Background: Cyclins are a family of proteins that activate specific cyclin-dependent kinases required for progression through the cell cycle. The entry of all eukaryotic cells into mitosis is regulated by activation of cdc2/cdk1 at the G2/M transition. This activation is a multi-step process that begins with the binding of the regulatory subunit, cyclin B1, to cdc2/cdk1 to form the mitosis-promoting factor (MPF). MPF remains in the inactive state until phosphorylation of cdc2/cdk1 at Thr161 by cdk activating kinase (CAK) (1,2) and dephosphorylation of cdc2/cdk1 at Thr14/Tyr15 by cdc25C (3-5). Five cyclin B1 phosphorylation sites (Ser116, 126, 128, 133, and 147) are located in the cytoplasmic retention signal (CRS) domain and are thought to regulate the translocation of cyclin B1 to the nucleus at the G2/M checkpoint, promoting nuclear accumulation and initiation of mitosis (6-9). While MPF itself can phosphorylate Ser126 and Ser128, polo-like kinase 1 (PLK1) phosphorylates cyclin B1 preferentially at Ser133 and possibly at Ser147 (6,10). At the end of mitosis, cyclin B1 is targeted for degradation by the anaphase-promoting complex (APC), allowing for cell cycle progression (11). Research studies have shown that cyclin B1 is overexpressed in breast, prostate, and non-small cell lung cancers (12-14).

$111
20 µl
$260
100 µl
APPLICATIONS
REACTIVITY
Human, Monkey, Mouse, Rat

Application Methods: Immunoprecipitation, Western Blotting

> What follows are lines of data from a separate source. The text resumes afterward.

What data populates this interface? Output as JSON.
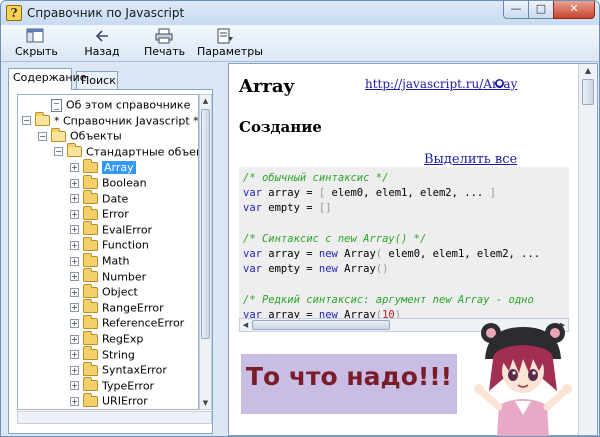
{
  "window": {
    "title": "Справочник по Javascript",
    "icon_glyph": "?",
    "controls": {
      "minimize": "—",
      "maximize": "□",
      "close": "✕"
    }
  },
  "toolbar": {
    "hide_label": "Скрыть",
    "back_label": "Назад",
    "print_label": "Печать",
    "params_label": "Параметры",
    "icons": {
      "hide": "hide-pane-icon",
      "back": "back-arrow-icon",
      "print": "printer-icon",
      "params": "options-icon"
    }
  },
  "left_pane": {
    "tabs": [
      {
        "label": "Содержание",
        "active": true
      },
      {
        "label": "Поиск",
        "active": false
      }
    ],
    "tree": [
      {
        "label": "Об этом справочнике",
        "icon": "doc",
        "level": 1,
        "expander": ""
      },
      {
        "label": "* Справочник Javascript *",
        "icon": "folder-open",
        "level": 0,
        "expander": "−"
      },
      {
        "label": "Объекты",
        "icon": "folder-open",
        "level": 1,
        "expander": "−"
      },
      {
        "label": "Стандартные объекты",
        "icon": "folder-open",
        "level": 2,
        "expander": "−"
      },
      {
        "label": "Array",
        "icon": "folder",
        "level": 3,
        "expander": "+",
        "selected": true
      },
      {
        "label": "Boolean",
        "icon": "folder",
        "level": 3,
        "expander": "+"
      },
      {
        "label": "Date",
        "icon": "folder",
        "level": 3,
        "expander": "+"
      },
      {
        "label": "Error",
        "icon": "folder",
        "level": 3,
        "expander": "+"
      },
      {
        "label": "EvalError",
        "icon": "folder",
        "level": 3,
        "expander": "+"
      },
      {
        "label": "Function",
        "icon": "folder",
        "level": 3,
        "expander": "+"
      },
      {
        "label": "Math",
        "icon": "folder",
        "level": 3,
        "expander": "+"
      },
      {
        "label": "Number",
        "icon": "folder",
        "level": 3,
        "expander": "+"
      },
      {
        "label": "Object",
        "icon": "folder",
        "level": 3,
        "expander": "+"
      },
      {
        "label": "RangeError",
        "icon": "folder",
        "level": 3,
        "expander": "+"
      },
      {
        "label": "ReferenceError",
        "icon": "folder",
        "level": 3,
        "expander": "+"
      },
      {
        "label": "RegExp",
        "icon": "folder",
        "level": 3,
        "expander": "+"
      },
      {
        "label": "String",
        "icon": "folder",
        "level": 3,
        "expander": "+"
      },
      {
        "label": "SyntaxError",
        "icon": "folder",
        "level": 3,
        "expander": "+"
      },
      {
        "label": "TypeError",
        "icon": "folder",
        "level": 3,
        "expander": "+"
      },
      {
        "label": "URIError",
        "icon": "folder",
        "level": 3,
        "expander": "+"
      }
    ]
  },
  "content": {
    "title": "Array",
    "link": "http://javascript.ru/Array",
    "section_title": "Создание",
    "select_all": "Выделить все",
    "code_lines": [
      [
        {
          "t": "/* обычный синтаксис */",
          "c": "comment"
        }
      ],
      [
        {
          "t": "var",
          "c": "kw"
        },
        {
          "t": " array = ",
          "c": "txt"
        },
        {
          "t": "[",
          "c": "pun"
        },
        {
          "t": " elem0, elem1, elem2, ... ",
          "c": "txt"
        },
        {
          "t": "]",
          "c": "pun"
        }
      ],
      [
        {
          "t": "var",
          "c": "kw"
        },
        {
          "t": " empty = ",
          "c": "txt"
        },
        {
          "t": "[]",
          "c": "pun"
        }
      ],
      [
        {
          "t": "",
          "c": "txt"
        }
      ],
      [
        {
          "t": "/* Синтаксис с new Array() */",
          "c": "comment"
        }
      ],
      [
        {
          "t": "var",
          "c": "kw"
        },
        {
          "t": " array = ",
          "c": "txt"
        },
        {
          "t": "new",
          "c": "kw"
        },
        {
          "t": " Array",
          "c": "txt"
        },
        {
          "t": "(",
          "c": "pun"
        },
        {
          "t": " elem0, elem1, elem2, ...",
          "c": "txt"
        }
      ],
      [
        {
          "t": "var",
          "c": "kw"
        },
        {
          "t": " empty = ",
          "c": "txt"
        },
        {
          "t": "new",
          "c": "kw"
        },
        {
          "t": " Array",
          "c": "txt"
        },
        {
          "t": "()",
          "c": "pun"
        }
      ],
      [
        {
          "t": "",
          "c": "txt"
        }
      ],
      [
        {
          "t": "/* Редкий синтаксис: аргумент new Array - одно",
          "c": "comment"
        }
      ],
      [
        {
          "t": "var",
          "c": "kw"
        },
        {
          "t": " array = ",
          "c": "txt"
        },
        {
          "t": "new",
          "c": "kw"
        },
        {
          "t": " Array",
          "c": "txt"
        },
        {
          "t": "(",
          "c": "pun"
        },
        {
          "t": "10",
          "c": "num"
        },
        {
          "t": ")",
          "c": "pun"
        }
      ]
    ]
  },
  "overlay": {
    "caption": "То что надо!!!",
    "caption_color": "#7a1d2b",
    "caption_bg": "#c9bde4",
    "character": "anime-girl-illustration"
  },
  "colors": {
    "link": "#1a1aa6",
    "keyword": "#1f1fc0",
    "comment": "#2aa52a",
    "number": "#c02020",
    "selection": "#3399ff"
  }
}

Background: Activation of protein kinase C (PKC) is one of the earliest events in a cascade that controls a variety of cellular responses, including secretion, gene expression, proliferation, and muscle contraction (1,2). PKC isoforms belong to three groups based on calcium dependency and activators. Classical PKCs are calcium-dependent via their C2 domains and are activated by phosphatidylserine (PS), diacylglycerol (DAG), and phorbol esters (TPA, PMA) through their cysteine-rich C1 domains. Both novel and atypical PKCs are calcium-independent, but only novel PKCs are activated by PS, DAG, and phorbol esters (3-5). Members of these three PKC groups contain a pseudo-substrate or autoinhibitory domain that binds to substrate-binding sites in the catalytic domain to prevent activation in the absence of cofactors or activators. Control of PKC activity is regulated through three distinct phosphorylation events. Phosphorylation occurs in vivo at Thr500 in the activation loop, at Thr641 through autophosphorylation, and at the carboxy-terminal hydrophobic site Ser660 (2). Atypical PKC isoforms lack hydrophobic region phosphorylation, which correlates with the presence of glutamic acid rather than the serine or threonine residues found in more typical PKC isoforms. The enzyme PDK1 or a close relative is responsible for PKC activation. A recent addition to the PKC superfamily is PKCμ (PKD), which is regulated by DAG and TPA through its C1 domain. PKD is distinguished by the presence of a PH domain and by its unique substrate recognition and Golgi localization (6). PKC-related kinases (PRK) lack the C1 domain and do not respond to DAG or phorbol esters. Phosphatidylinositol lipids activate PRKs, and small Rho-family GTPases bind to the homology region 1 (HR1) to regulate PRK kinase activity (7).